"Did you leave a book behind here?" the salesman asked politely. "No, I was referring to my book, the one that I wrote." "Oh, is that you?" he asked with some doubt in his voice. "You look much better in the picture on the stand." He was right of course - even I didn't recognize myself in the picture. When I left, I called the editor-in-chief of the publishing house. "You won't sell even one book," I informed her. "The bookstore is empty. There are far more books than people." I suddenly understood that to cause one person to leave the house, to go to a bookshop, to choose a book, to take out a wallet and pay, is an impossible procedure. Don't worry, we'll sell one, the editor promised me in a calm voice.

This week I went out into the reality once again. The bookstores were already decorated with various flags to mark Hebrew Book Week, and the stores were less empty. One of the flags has an illustration of a shopping wagon piled high with books and a child lying there, engrossed in reading. Are there still such children? I am pondering this when, to my surprise, I notice a boy with a skullcap sitting on a bench, eagerly perusing a book of comics.

One of the salesgirls is putting a sticker on children's books, announcing three for NIS 100. On one of the stands, signs announce 1 +1, and the third at half price. How do you remember the various reductions, I ask, it's all so confusing. "Yes indeed, it does change all the time," the salesgirl responds. "But people always ask about it. They wait for the sales. They have patience."

And now that it's Book Week, there are reductions on all the books. Does this have any kind of significance among all the other reductions? I am surprised but it appears that it does. Books that have not seen the light of day are pulled off the shelves and finally feel the touch of a human hand. Most of the books live only for a week as promotions, maximum one month - these truths are revealed to me in another bookstore - and then they go onto the shelves. During Book Week, some of them get another chance.

So despite the reservations expressed every year, and despite the disturbing feeling sometimes of disrespect for books, it is good that it still exists, this week, these ten days, in which the book takes center stage. People speak about it, argue about it, go out of their homes because of it, jostle one another among the packed stalls in the squares, so that for a few moments it seems that there are the same number of people as books.

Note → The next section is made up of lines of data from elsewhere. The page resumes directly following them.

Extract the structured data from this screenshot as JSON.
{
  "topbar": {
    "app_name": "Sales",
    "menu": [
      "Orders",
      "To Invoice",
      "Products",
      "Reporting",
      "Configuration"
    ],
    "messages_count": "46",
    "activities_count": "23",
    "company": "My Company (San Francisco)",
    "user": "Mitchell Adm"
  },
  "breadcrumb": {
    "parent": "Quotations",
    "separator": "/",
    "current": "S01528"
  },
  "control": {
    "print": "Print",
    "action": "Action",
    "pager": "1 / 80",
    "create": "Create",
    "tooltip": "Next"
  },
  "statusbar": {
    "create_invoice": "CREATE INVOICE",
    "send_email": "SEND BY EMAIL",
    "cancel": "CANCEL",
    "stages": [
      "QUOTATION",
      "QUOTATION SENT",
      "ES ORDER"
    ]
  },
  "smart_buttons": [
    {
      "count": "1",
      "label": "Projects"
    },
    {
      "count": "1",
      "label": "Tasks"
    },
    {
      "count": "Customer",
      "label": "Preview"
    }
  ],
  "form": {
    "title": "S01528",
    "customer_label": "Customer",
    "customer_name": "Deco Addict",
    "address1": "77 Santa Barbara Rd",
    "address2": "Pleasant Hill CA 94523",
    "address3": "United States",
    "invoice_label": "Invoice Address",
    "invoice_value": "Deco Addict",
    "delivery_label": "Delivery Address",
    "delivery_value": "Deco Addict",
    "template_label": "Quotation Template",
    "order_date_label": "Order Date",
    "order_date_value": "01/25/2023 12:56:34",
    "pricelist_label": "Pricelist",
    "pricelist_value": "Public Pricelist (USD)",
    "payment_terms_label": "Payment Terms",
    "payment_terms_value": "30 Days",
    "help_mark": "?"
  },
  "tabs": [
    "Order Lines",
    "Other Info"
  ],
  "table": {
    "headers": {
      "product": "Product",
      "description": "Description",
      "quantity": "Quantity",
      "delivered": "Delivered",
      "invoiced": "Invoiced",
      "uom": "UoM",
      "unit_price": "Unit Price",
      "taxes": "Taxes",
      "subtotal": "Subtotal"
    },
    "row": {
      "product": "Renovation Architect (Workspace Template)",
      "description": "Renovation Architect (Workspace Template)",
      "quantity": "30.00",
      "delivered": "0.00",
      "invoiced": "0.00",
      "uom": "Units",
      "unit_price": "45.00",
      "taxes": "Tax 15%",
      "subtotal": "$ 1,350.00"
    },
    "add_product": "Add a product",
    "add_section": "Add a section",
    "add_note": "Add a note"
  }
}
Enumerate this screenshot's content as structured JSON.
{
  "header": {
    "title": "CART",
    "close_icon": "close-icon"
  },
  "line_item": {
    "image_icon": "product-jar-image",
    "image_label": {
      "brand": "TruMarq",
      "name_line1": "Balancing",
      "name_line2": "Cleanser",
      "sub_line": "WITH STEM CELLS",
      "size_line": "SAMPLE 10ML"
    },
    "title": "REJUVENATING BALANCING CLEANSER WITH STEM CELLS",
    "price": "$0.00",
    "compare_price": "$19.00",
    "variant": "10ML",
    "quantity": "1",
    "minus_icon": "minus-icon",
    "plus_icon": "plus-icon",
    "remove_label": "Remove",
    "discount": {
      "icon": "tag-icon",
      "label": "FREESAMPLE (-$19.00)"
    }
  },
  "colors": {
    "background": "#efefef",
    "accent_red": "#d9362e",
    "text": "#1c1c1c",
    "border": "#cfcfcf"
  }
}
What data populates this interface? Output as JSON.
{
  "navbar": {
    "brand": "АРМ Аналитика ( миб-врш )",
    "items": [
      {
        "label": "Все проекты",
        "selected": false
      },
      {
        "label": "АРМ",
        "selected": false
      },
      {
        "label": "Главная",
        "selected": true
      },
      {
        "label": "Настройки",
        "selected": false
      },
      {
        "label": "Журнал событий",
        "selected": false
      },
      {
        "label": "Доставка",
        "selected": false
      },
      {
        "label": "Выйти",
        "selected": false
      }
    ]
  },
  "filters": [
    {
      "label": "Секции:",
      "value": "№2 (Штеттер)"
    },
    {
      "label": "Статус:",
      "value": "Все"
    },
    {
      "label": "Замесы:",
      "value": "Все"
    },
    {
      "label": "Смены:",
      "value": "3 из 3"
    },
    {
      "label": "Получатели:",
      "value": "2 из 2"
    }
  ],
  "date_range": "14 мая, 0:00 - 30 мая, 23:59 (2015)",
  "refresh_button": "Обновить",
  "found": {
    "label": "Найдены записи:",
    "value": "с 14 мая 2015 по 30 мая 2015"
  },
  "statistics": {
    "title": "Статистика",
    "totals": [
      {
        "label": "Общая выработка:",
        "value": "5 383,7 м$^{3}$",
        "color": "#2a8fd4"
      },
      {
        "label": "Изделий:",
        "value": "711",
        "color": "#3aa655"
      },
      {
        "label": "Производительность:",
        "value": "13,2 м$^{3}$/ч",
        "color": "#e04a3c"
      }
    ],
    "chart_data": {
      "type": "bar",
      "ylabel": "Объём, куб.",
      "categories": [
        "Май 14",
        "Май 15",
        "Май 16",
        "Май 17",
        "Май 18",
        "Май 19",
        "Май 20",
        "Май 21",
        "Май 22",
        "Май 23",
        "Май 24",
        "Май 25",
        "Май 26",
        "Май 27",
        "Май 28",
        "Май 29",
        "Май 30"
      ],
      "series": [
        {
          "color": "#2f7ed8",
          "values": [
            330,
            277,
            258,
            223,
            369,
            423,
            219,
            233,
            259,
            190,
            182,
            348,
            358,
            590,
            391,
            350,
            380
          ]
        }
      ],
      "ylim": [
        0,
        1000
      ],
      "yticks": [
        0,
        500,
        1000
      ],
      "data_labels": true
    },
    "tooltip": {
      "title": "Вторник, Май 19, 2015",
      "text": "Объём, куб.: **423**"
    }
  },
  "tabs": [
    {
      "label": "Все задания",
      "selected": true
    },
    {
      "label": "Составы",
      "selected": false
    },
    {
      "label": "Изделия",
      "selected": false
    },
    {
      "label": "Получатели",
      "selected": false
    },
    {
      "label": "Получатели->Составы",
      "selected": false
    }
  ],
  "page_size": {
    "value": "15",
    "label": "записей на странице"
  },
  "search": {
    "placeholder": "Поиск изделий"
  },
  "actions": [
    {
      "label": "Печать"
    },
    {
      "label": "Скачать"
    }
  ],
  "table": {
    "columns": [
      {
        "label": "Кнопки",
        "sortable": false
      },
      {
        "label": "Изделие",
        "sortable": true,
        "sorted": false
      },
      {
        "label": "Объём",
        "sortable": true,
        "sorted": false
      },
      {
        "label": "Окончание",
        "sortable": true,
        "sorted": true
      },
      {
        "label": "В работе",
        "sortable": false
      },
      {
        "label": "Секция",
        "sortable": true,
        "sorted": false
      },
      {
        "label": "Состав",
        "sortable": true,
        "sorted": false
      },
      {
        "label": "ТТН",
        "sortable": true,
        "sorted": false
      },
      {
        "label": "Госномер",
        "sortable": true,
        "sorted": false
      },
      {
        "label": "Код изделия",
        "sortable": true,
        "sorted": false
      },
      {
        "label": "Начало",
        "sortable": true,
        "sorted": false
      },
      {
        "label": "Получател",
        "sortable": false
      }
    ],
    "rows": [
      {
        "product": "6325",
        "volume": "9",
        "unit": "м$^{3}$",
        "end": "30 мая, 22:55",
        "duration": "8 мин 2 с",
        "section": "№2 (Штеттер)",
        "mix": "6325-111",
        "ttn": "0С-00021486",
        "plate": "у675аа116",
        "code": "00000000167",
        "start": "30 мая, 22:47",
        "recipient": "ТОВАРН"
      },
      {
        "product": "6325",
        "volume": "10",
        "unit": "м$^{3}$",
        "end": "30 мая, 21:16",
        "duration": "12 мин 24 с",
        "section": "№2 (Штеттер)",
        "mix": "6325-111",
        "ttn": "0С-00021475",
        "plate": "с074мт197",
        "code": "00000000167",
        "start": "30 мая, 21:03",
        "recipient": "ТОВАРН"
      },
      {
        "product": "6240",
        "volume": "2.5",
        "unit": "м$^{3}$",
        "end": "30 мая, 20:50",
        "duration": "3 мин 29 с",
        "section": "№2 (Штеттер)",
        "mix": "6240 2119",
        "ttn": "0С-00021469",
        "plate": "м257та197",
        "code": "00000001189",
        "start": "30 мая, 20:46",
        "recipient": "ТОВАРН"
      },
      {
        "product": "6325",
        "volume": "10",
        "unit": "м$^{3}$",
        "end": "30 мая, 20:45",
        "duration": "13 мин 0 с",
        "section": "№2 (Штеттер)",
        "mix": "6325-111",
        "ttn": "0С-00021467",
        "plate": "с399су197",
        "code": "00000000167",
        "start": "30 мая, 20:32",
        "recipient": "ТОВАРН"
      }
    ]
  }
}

And, as it does every year, the National Library announces the exact number of books 'born' here this year - 6,285. Most of them are native-born and the minority are translations. The number of books about the Israeli-Arab conflict is growing, while the number of new books about the Holocaust remains stable.

There has been a slight rise in the number of books published in foreign languages, mainly Russian, and a big rise in the number of books that are self-published, while the number of biographies and memoirs and memorial books has increased significantly.

We deal with ourselves a lot, so it seems, and I find myself surprised at the small amount of translated books. We are involved with remembering and memorializing; we like sales; and we have patience. So do I. With a swift step, I have moved from the side of the writers to the side of the buyers as I look for a children's book for my son.

But how disappointing, the very book I had set my heart on is not included in the sales, and I waver over the question of whether to buy this one book for the same price as that of almost three other books. Two and a half? No way! I also want to enjoy a reduction! With that in mind, I act like an intelligent consumer and buy three other children's books for NIS 99. But the book I really wanted to read to my son tonight remains in the store and I part from it with a feeling of having missed something.